- APPLYING/JOB SEARCH: So my situation and story is a bit different, but I think the hiring process is very different. In the States, you have to check the job vacancies on the hotel website, apply online (which normally is a very long process and may even ask you to take a quiz or personality test), and wait for a manager to reach out to you. Here, people literally drop off their CVs (we receive a bunch everyday) at the front desk, not even knowing what positions are even available. Now, I’m used to people coming in to see if there are jobs available, but it’d be like a very small amount. One day that I worked, I received 5 CVs.
- THE EXPERIENCE: Working here is definitely different. First of all, we can send up luggage to guest rooms without the guest physically there (without any complaint from the bellmen/porters or guests who are so trusting with their stuff). Room moves and dead moves are so easy! Another different experience is that nobody is pushing you to leave after your scheduled shift or giving you a lecture if you arrive to work an hour before your shift. I remember I had a colleague that got written up for arriving an hour before his shift because in the handbook, we could only arrive 15 minutes before one’s shift. I am also used to managers pushing you to leave so they don’t have to pay you overtime. Since there is no overtime pay (even if there is overtime, it’s not double time or 1.5 time pay), nobody is pushing you to go home. This is probably because American employers are afraid of lawsuits. Also, people always talk about what they’re going to do or where they’re going or where they went on their last holiday unlike Americans who never take our vacations. Another difference is that people talk about rugby and football (soccer) here a lot instead of baseball, basketball, and football (NFL). I mentioned something about Michael Jordan and a colleague replied, “Oh, is that the one who plays basketball?” (WHAT?!?!) Lastly, the upsell program has a lot more flexibility, which is very nice.
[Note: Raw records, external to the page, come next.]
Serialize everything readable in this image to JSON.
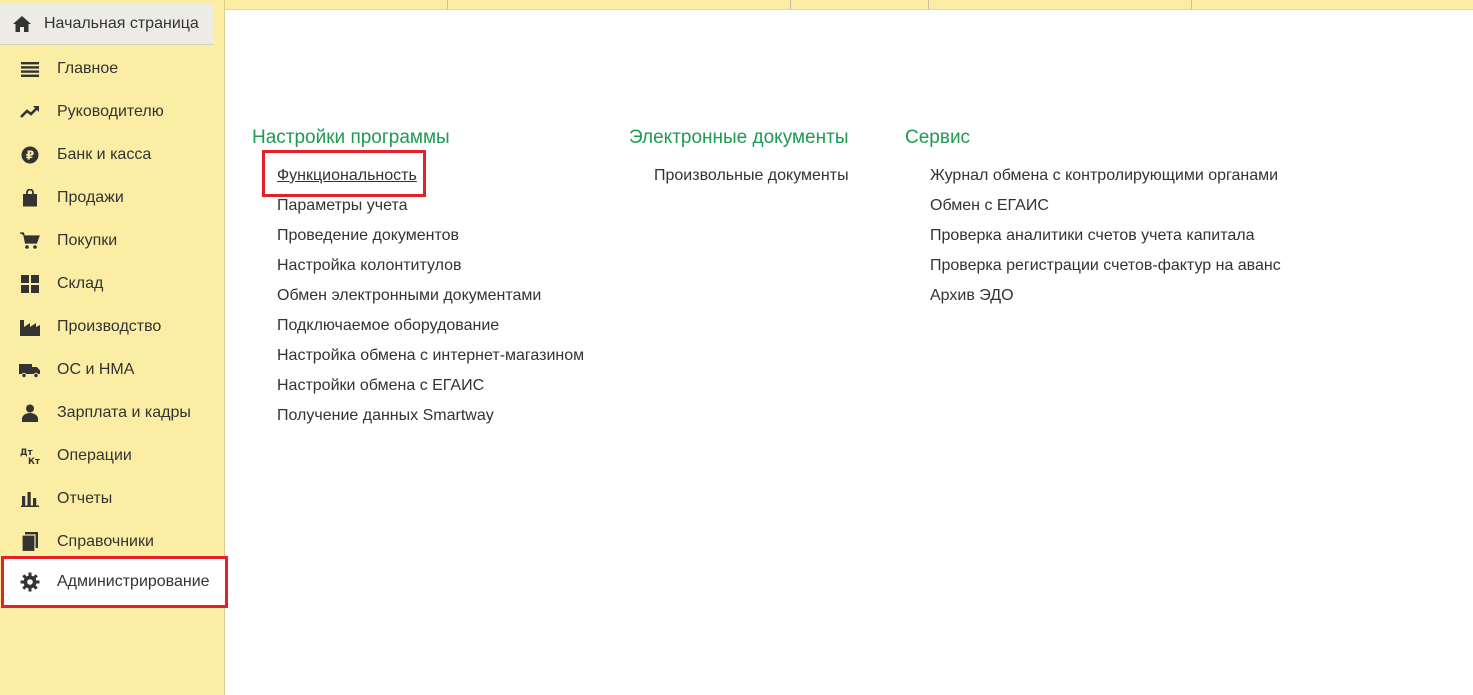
{
  "sidebar": {
    "home_label": "Начальная страница",
    "items": [
      {
        "label": "Главное",
        "icon": "list-icon"
      },
      {
        "label": "Руководителю",
        "icon": "trend-up-icon"
      },
      {
        "label": "Банк и касса",
        "icon": "ruble-icon"
      },
      {
        "label": "Продажи",
        "icon": "shopping-bag-icon"
      },
      {
        "label": "Покупки",
        "icon": "cart-icon"
      },
      {
        "label": "Склад",
        "icon": "warehouse-icon"
      },
      {
        "label": "Производство",
        "icon": "factory-icon"
      },
      {
        "label": "ОС и НМА",
        "icon": "truck-icon"
      },
      {
        "label": "Зарплата и кадры",
        "icon": "person-icon"
      },
      {
        "label": "Операции",
        "icon": "dt-kt-icon"
      },
      {
        "label": "Отчеты",
        "icon": "bar-chart-icon"
      },
      {
        "label": "Справочники",
        "icon": "book-icon"
      },
      {
        "label": "Администрирование",
        "icon": "gear-icon",
        "active": true
      }
    ],
    "dt_kt_text": {
      "top": "Дт",
      "bottom": "Кт"
    }
  },
  "main": {
    "sections": [
      {
        "title": "Настройки программы",
        "links": [
          "Функциональность",
          "Параметры учета",
          "Проведение документов",
          "Настройка колонтитулов",
          "Обмен электронными документами",
          "Подключаемое оборудование",
          "Настройка обмена с интернет-магазином",
          "Настройки обмена с ЕГАИС",
          "Получение данных Smartway"
        ]
      },
      {
        "title": "Электронные документы",
        "links": [
          "Произвольные документы"
        ]
      },
      {
        "title": "Сервис",
        "links": [
          "Журнал обмена с контролирующими органами",
          "Обмен с ЕГАИС",
          "Проверка аналитики счетов учета капитала",
          "Проверка регистрации счетов-фактур на аванс",
          "Архив ЭДО"
        ]
      }
    ]
  },
  "colors": {
    "sidebar_bg": "#fbeda3",
    "section_title": "#1e9a52",
    "highlight": "#e3212b"
  }
}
Well, that’s it for now… This is a short list from 3 weeks of working.